The APPG on Vaping's report about the World Health Organisation

The All Party Parliamentary Group on Vaping has published its report on the WHO's secretive tobacco conferences, the latest of which is due to be held in the Netherlands in November. Known as COP meetings (conference of the parties), they have become a hotbed of anti-vaping agitation in recent years. The WHO encourages member states to impose the strongest regulation on e-cigarettes, preferably including prohibition. They made the wrong call early on and has been doubling down ever since...

Two leaked papers from WHO’s Eastern Mediterranean Regional Office (EMRO) suggest that the WHO is exploring whether to advocate that reduced risk products are treated in the same manner as cigarettes or to ban them outright.

This is not the approach of the British government and that is a problem because British taxpayers are largely paying for these events. Indeed, they are paying a great deal to the WHO in general. As the report notes, the UK is the WHO's biggest state donor and recently agreed to increase its funding by 30 per cent.
The COP meetings fly under the media radar because they are held in secret and involve lot of private horse-trading and log-rolling on issues that can often seem boring, but they deserve more attention. The APPG report is a useful piece of work which says everything that needs to be said, much of which is stated starkly.

The WHO continues to undermine a policy which has been proven to help people stop smoking. 
That is the long and short of it.
The UK is a major contributor to the WHO (77% of its budget in 201826), therefore the world-leading policies we employ in this country towards reduced risk products – and the personnel behind them - should be backed up by our COP delegation in The Hague in November and that the UK has every right to do so. It would be entirely in keeping with previously stated aspirations from the WHO towards harm reduction; fits with the articles of the FCTC; is consistent with the scientific evidence; endorses the UK’s leadership in this policy area and would advance public health on a global scale. 

That requires us to send the right people to the meetings.
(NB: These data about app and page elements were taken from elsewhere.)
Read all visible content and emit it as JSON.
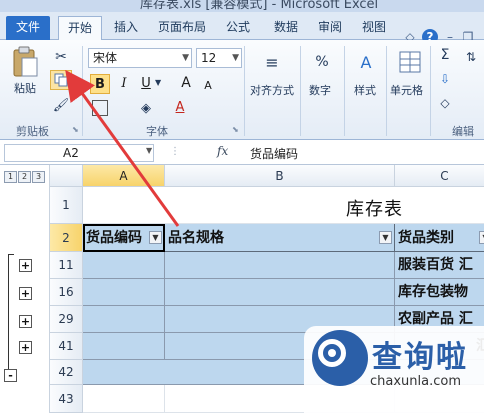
{
  "window": {
    "title": "库存表.xls  [兼容模式]  -  Microsoft Excel"
  },
  "ribbon_tabs": [
    {
      "label": "文件"
    },
    {
      "label": "开始"
    },
    {
      "label": "插入"
    },
    {
      "label": "页面布局"
    },
    {
      "label": "公式"
    },
    {
      "label": "数据"
    },
    {
      "label": "审阅"
    },
    {
      "label": "视图"
    }
  ],
  "ribbon": {
    "clipboard": {
      "paste_label": "粘贴",
      "group_label": "剪贴板"
    },
    "font": {
      "font_name": "宋体",
      "font_size": "12",
      "bold": "B",
      "italic": "I",
      "underline": "U",
      "grow": "A",
      "shrink": "A",
      "font_color": "A",
      "group_label": "字体"
    },
    "align": {
      "label": "对齐方式"
    },
    "number": {
      "label": "数字",
      "symbol": "%"
    },
    "styles": {
      "label": "样式"
    },
    "cells": {
      "label": "单元格"
    },
    "editing": {
      "label": "编辑",
      "sum_symbol": "Σ"
    }
  },
  "formula_bar": {
    "name_box": "A2",
    "fx": "fx",
    "formula": "货品编码"
  },
  "outline": {
    "levels": [
      "1",
      "2",
      "3"
    ],
    "expand_symbol": "+",
    "collapse_symbol": "-"
  },
  "sheet": {
    "columns": [
      "A",
      "B",
      "C"
    ],
    "title": "库存表",
    "rows": [
      {
        "row": "1",
        "a": "",
        "b": "",
        "c": ""
      },
      {
        "row": "2",
        "a": "货品编码",
        "b": "品名规格",
        "c": "货品类别"
      },
      {
        "row": "11",
        "a": "",
        "b": "",
        "c": "服装百货 汇"
      },
      {
        "row": "16",
        "a": "",
        "b": "",
        "c": "库存包装物"
      },
      {
        "row": "29",
        "a": "",
        "b": "",
        "c": "农副产品 汇"
      },
      {
        "row": "41",
        "a": "",
        "b": "",
        "c": "汇"
      },
      {
        "row": "42",
        "a": "",
        "b": "",
        "c": ""
      },
      {
        "row": "43",
        "a": "",
        "b": "",
        "c": ""
      }
    ]
  },
  "watermark": {
    "text": "查询啦",
    "url": "chaxunla.com"
  },
  "colors": {
    "accent": "#2a6fc9",
    "header_fill": "#bdd7ee",
    "arrow": "#e23b3b",
    "selection": "#f7d36b"
  }
}
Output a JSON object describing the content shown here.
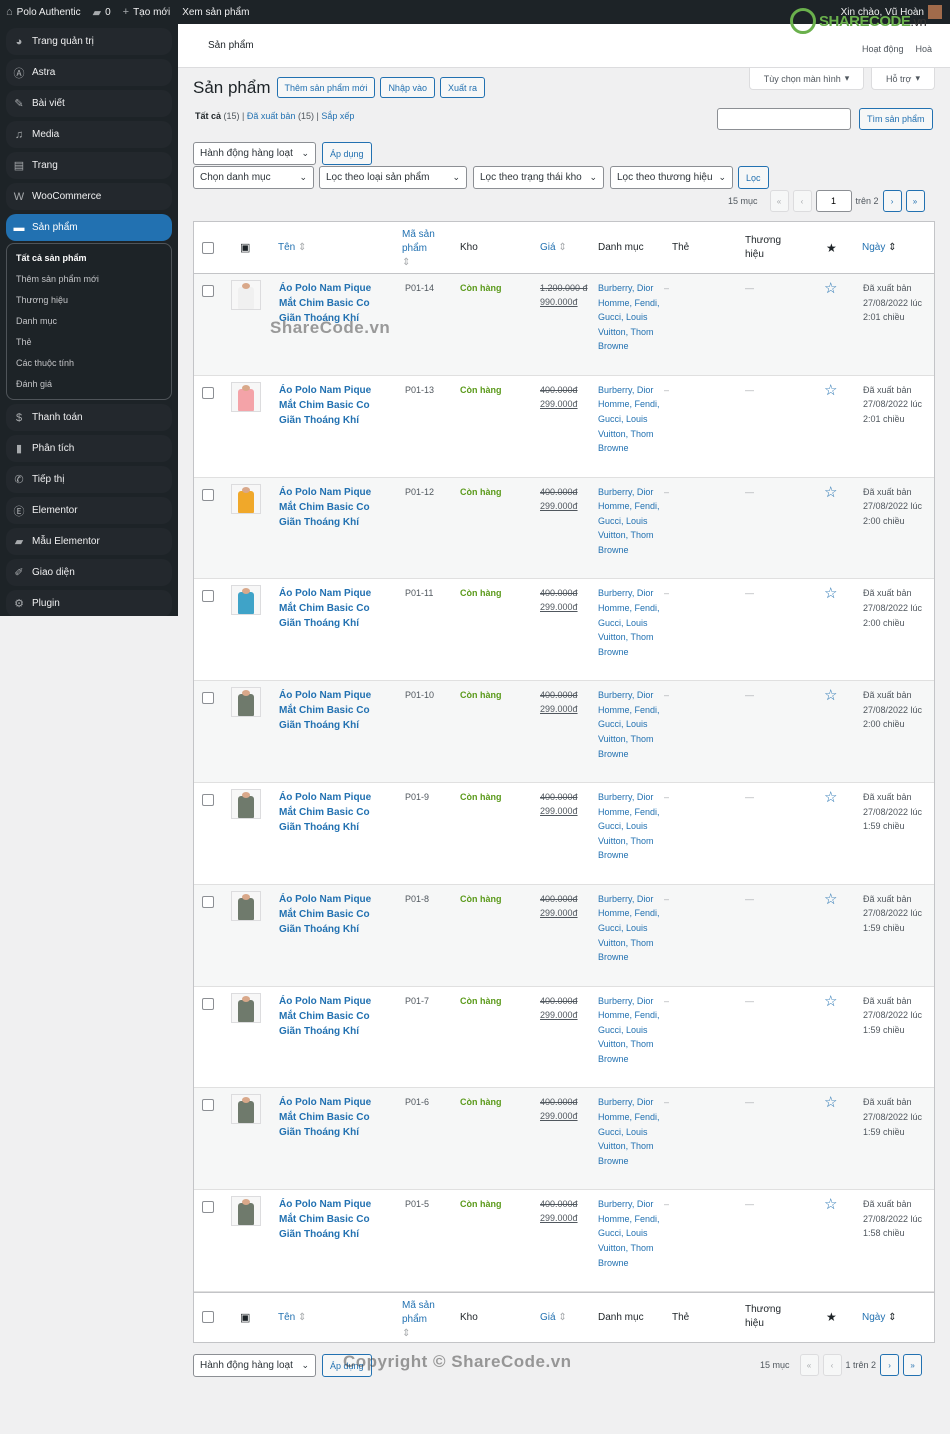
{
  "adminbar": {
    "site": "Polo Authentic",
    "comments": "0",
    "new": "Tạo mới",
    "view": "Xem sản phẩm",
    "greeting": "Xin chào, Vũ Hoàn"
  },
  "sidebar": {
    "items": [
      {
        "label": "Trang quản trị",
        "icon": "dashboard-icon",
        "g": "◕"
      },
      {
        "label": "Astra",
        "icon": "astra-icon",
        "g": "Ⓐ"
      },
      {
        "label": "Bài viết",
        "icon": "pin-icon",
        "g": "✎"
      },
      {
        "label": "Media",
        "icon": "media-icon",
        "g": "♫"
      },
      {
        "label": "Trang",
        "icon": "pages-icon",
        "g": "▤"
      },
      {
        "label": "WooCommerce",
        "icon": "woo-icon",
        "g": "W"
      },
      {
        "label": "Sản phẩm",
        "icon": "products-icon",
        "g": "▬"
      }
    ],
    "submenu": [
      "Tất cả sản phẩm",
      "Thêm sản phẩm mới",
      "Thương hiệu",
      "Danh mục",
      "Thẻ",
      "Các thuộc tính",
      "Đánh giá"
    ],
    "items2": [
      {
        "label": "Thanh toán",
        "icon": "payments-icon",
        "g": "$"
      },
      {
        "label": "Phân tích",
        "icon": "analytics-icon",
        "g": "▮"
      },
      {
        "label": "Tiếp thị",
        "icon": "megaphone-icon",
        "g": "✆"
      },
      {
        "label": "Elementor",
        "icon": "elementor-icon",
        "g": "Ⓔ"
      },
      {
        "label": "Mẫu Elementor",
        "icon": "folder-icon",
        "g": "▰"
      },
      {
        "label": "Giao diện",
        "icon": "brush-icon",
        "g": "✐"
      },
      {
        "label": "Plugin",
        "icon": "plugin-icon",
        "g": "⚙"
      }
    ]
  },
  "header": {
    "title": "Sản phẩm",
    "activity": "Hoạt động",
    "activity2": "Hoà",
    "screen_options": "Tùy chọn màn hình",
    "help": "Hỗ trợ",
    "logo": "SHARECODE",
    "logo_tld": ".vn"
  },
  "page": {
    "title": "Sản phẩm",
    "add_new": "Thêm sản phẩm mới",
    "import": "Nhập vào",
    "export": "Xuất ra",
    "views": {
      "all": "Tất cả",
      "all_count": "(15)",
      "published": "Đã xuất bản",
      "published_count": "(15)",
      "sort": "Sắp xếp"
    },
    "search_button": "Tìm sản phẩm",
    "search_value": ""
  },
  "filters": {
    "bulk": "Hành động hàng loạt",
    "apply": "Áp dụng",
    "category": "Chọn danh mục",
    "type": "Lọc theo loại sản phẩm",
    "stock": "Lọc theo trạng thái kho",
    "brand": "Lọc theo thương hiệu",
    "filter": "Lọc"
  },
  "pagination": {
    "count": "15 mục",
    "current": "1",
    "of": "trên 2",
    "first": "«",
    "prev": "‹",
    "next": "›",
    "last": "»",
    "bottom_text": "1 trên 2"
  },
  "columns": {
    "name": "Tên",
    "sku1": "Mã sản",
    "sku2": "phẩm",
    "stock": "Kho",
    "price": "Giá",
    "categories": "Danh mục",
    "tags": "Thẻ",
    "brand1": "Thương",
    "brand2": "hiệu",
    "date": "Ngày"
  },
  "products": [
    {
      "name": "Áo Polo Nam Pique Mắt Chim Basic Co Giãn Thoáng Khí",
      "sku": "P01-14",
      "stock": "Còn hàng",
      "old": "1.200.000 đ",
      "new": "990.000đ",
      "cats": "Burberry, Dior Homme, Fendi, Gucci, Louis Vuitton, Thom Browne",
      "tags": "–",
      "brand": "—",
      "status": "Đã xuất bản",
      "date": "27/08/2022 lúc 2:01 chiều",
      "color": "#f0f0f0"
    },
    {
      "name": "Áo Polo Nam Pique Mắt Chim Basic Co Giãn Thoáng Khí",
      "sku": "P01-13",
      "stock": "Còn hàng",
      "old": "400.000đ",
      "new": "299.000đ",
      "cats": "Burberry, Dior Homme, Fendi, Gucci, Louis Vuitton, Thom Browne",
      "tags": "–",
      "brand": "—",
      "status": "Đã xuất bản",
      "date": "27/08/2022 lúc 2:01 chiều",
      "color": "#f4a3a8"
    },
    {
      "name": "Áo Polo Nam Pique Mắt Chim Basic Co Giãn Thoáng Khí",
      "sku": "P01-12",
      "stock": "Còn hàng",
      "old": "400.000đ",
      "new": "299.000đ",
      "cats": "Burberry, Dior Homme, Fendi, Gucci, Louis Vuitton, Thom Browne",
      "tags": "–",
      "brand": "—",
      "status": "Đã xuất bản",
      "date": "27/08/2022 lúc 2:00 chiều",
      "color": "#f0a82a"
    },
    {
      "name": "Áo Polo Nam Pique Mắt Chim Basic Co Giãn Thoáng Khí",
      "sku": "P01-11",
      "stock": "Còn hàng",
      "old": "400.000đ",
      "new": "299.000đ",
      "cats": "Burberry, Dior Homme, Fendi, Gucci, Louis Vuitton, Thom Browne",
      "tags": "–",
      "brand": "—",
      "status": "Đã xuất bản",
      "date": "27/08/2022 lúc 2:00 chiều",
      "color": "#3fa3c8"
    },
    {
      "name": "Áo Polo Nam Pique Mắt Chim Basic Co Giãn Thoáng Khí",
      "sku": "P01-10",
      "stock": "Còn hàng",
      "old": "400.000đ",
      "new": "299.000đ",
      "cats": "Burberry, Dior Homme, Fendi, Gucci, Louis Vuitton, Thom Browne",
      "tags": "–",
      "brand": "—",
      "status": "Đã xuất bản",
      "date": "27/08/2022 lúc 2:00 chiều",
      "color": "#6f7a6c"
    },
    {
      "name": "Áo Polo Nam Pique Mắt Chim Basic Co Giãn Thoáng Khí",
      "sku": "P01-9",
      "stock": "Còn hàng",
      "old": "400.000đ",
      "new": "299.000đ",
      "cats": "Burberry, Dior Homme, Fendi, Gucci, Louis Vuitton, Thom Browne",
      "tags": "–",
      "brand": "—",
      "status": "Đã xuất bản",
      "date": "27/08/2022 lúc 1:59 chiều",
      "color": "#6f7a6c"
    },
    {
      "name": "Áo Polo Nam Pique Mắt Chim Basic Co Giãn Thoáng Khí",
      "sku": "P01-8",
      "stock": "Còn hàng",
      "old": "400.000đ",
      "new": "299.000đ",
      "cats": "Burberry, Dior Homme, Fendi, Gucci, Louis Vuitton, Thom Browne",
      "tags": "–",
      "brand": "—",
      "status": "Đã xuất bản",
      "date": "27/08/2022 lúc 1:59 chiều",
      "color": "#6f7a6c"
    },
    {
      "name": "Áo Polo Nam Pique Mắt Chim Basic Co Giãn Thoáng Khí",
      "sku": "P01-7",
      "stock": "Còn hàng",
      "old": "400.000đ",
      "new": "299.000đ",
      "cats": "Burberry, Dior Homme, Fendi, Gucci, Louis Vuitton, Thom Browne",
      "tags": "–",
      "brand": "—",
      "status": "Đã xuất bản",
      "date": "27/08/2022 lúc 1:59 chiều",
      "color": "#6f7a6c"
    },
    {
      "name": "Áo Polo Nam Pique Mắt Chim Basic Co Giãn Thoáng Khí",
      "sku": "P01-6",
      "stock": "Còn hàng",
      "old": "400.000đ",
      "new": "299.000đ",
      "cats": "Burberry, Dior Homme, Fendi, Gucci, Louis Vuitton, Thom Browne",
      "tags": "–",
      "brand": "—",
      "status": "Đã xuất bản",
      "date": "27/08/2022 lúc 1:59 chiều",
      "color": "#6f7a6c"
    },
    {
      "name": "Áo Polo Nam Pique Mắt Chim Basic Co Giãn Thoáng Khí",
      "sku": "P01-5",
      "stock": "Còn hàng",
      "old": "400.000đ",
      "new": "299.000đ",
      "cats": "Burberry, Dior Homme, Fendi, Gucci, Louis Vuitton, Thom Browne",
      "tags": "–",
      "brand": "—",
      "status": "Đã xuất bản",
      "date": "27/08/2022 lúc 1:58 chiều",
      "color": "#6f7a6c"
    }
  ],
  "watermarks": {
    "top": "ShareCode.vn",
    "bottom": "Copyright © ShareCode.vn"
  }
}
How the UK chooses its delegates remains shrouded in secrecy...
During oral evidence, APPG members were told by witnesses that the process for choosing the UK’s FCTC COP delegates was not transparent. The delegations are published, and names of those attending is disclosed, but the process should be more open and transparent to ensure confidence, particularly the process by which delegates are selected.  

So, who should we send?

The UK should send a balanced delegation of officials and experts that includes proponents of evidence-based policy and harm reduction to COP9. The delegation should include experts who have first-hand experience of seeing the impact and benefit of reduced risk products as they are best placed to advocate for risk proportionate regulation. The UK should specifically push for a delegation which involves consumers and those with first-hand experience of vaping and reduced risk nicotine delivery systems. The UK should consider withdrawing funding from the FCTC if the WHO continues to discourage this form of smoking cessation. 

What we need is someone who is not afraid to be unpopular. Those who support harm reduction are outnumbered at the COP meetings and it is easy for timid individuals to feel overwhelmed or to just want to fit in. We need advocates, not seat-fillers. 
If tobacco harm reduction measures are not being advocated for at the COP, it is because they are not being brought to the table. It is therefore imperative that the UK continue to lead the world on this issue, with policies that promote the use of tobacco harm reduction products, including electronic cigarettes and heat-not-burn technologies.

And, crucially, let's use some soft power... 

The UK is one of the principal financial contributors to the World Health Organisation and the FCTC. If the upcoming FCTC COP9 advocates for a position on vaping and reduced risk products which is contrary to domestic UK policy, the UK should consider its options in relation to future funding.

Amen to that.

No comments: